» **Instructions to follow**:
Go through the data and copy each line where the word "Rohstoffen" shows up.

....

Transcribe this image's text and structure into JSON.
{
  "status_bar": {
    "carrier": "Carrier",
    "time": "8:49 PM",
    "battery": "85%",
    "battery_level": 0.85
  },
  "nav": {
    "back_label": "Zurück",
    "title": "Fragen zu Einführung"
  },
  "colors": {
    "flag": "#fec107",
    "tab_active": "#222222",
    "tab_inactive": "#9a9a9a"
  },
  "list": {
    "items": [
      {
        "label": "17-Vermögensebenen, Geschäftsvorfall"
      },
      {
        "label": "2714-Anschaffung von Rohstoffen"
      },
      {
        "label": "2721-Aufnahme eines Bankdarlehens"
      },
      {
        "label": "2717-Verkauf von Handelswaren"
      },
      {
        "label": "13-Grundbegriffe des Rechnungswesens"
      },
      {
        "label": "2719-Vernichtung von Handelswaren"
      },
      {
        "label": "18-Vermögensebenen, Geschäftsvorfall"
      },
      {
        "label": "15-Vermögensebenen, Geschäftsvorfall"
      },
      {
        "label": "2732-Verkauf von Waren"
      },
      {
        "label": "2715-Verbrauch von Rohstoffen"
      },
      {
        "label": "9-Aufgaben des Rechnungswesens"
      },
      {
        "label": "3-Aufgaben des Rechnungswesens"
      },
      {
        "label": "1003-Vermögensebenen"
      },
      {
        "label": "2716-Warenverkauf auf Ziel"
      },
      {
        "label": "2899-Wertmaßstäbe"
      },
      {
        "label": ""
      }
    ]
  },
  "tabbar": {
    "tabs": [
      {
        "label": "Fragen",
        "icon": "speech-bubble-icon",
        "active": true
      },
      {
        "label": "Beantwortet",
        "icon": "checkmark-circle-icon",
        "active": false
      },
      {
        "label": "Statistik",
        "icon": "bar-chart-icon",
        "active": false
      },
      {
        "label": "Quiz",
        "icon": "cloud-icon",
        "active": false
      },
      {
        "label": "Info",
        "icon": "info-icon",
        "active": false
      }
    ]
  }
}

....

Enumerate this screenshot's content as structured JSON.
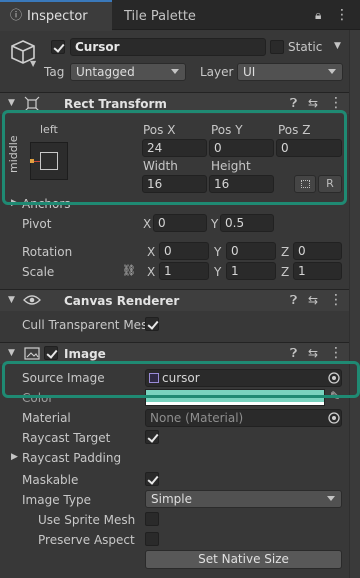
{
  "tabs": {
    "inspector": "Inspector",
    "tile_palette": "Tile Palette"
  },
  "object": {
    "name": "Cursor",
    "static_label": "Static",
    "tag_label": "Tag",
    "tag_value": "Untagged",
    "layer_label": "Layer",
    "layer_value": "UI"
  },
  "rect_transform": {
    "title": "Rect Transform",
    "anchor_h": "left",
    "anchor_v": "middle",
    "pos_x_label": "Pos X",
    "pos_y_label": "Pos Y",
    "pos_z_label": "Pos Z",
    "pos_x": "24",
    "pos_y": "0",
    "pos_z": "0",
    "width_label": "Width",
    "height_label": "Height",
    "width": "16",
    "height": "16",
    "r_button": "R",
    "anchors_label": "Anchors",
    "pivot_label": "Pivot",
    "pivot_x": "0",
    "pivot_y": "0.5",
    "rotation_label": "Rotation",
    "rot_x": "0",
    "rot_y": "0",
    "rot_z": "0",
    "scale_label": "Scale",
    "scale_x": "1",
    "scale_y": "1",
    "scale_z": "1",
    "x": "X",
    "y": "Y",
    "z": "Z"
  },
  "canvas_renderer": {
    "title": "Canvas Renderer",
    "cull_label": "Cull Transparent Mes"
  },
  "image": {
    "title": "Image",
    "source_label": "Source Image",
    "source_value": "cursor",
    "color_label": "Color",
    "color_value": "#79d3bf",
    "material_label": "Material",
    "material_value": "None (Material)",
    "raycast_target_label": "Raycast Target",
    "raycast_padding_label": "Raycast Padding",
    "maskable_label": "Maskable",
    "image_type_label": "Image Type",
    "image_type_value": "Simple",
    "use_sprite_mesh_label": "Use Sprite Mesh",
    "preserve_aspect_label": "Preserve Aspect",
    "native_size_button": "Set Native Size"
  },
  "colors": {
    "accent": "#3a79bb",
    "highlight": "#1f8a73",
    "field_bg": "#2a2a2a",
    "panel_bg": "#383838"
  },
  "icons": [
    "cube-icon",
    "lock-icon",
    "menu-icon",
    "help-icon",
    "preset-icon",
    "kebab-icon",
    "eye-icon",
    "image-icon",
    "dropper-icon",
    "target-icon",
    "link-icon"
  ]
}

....

» **Exercise response**:
        "label": "2714-Anschaffung von Rohstoffen"
        "label": "2715-Verbrauch von Rohstoffen"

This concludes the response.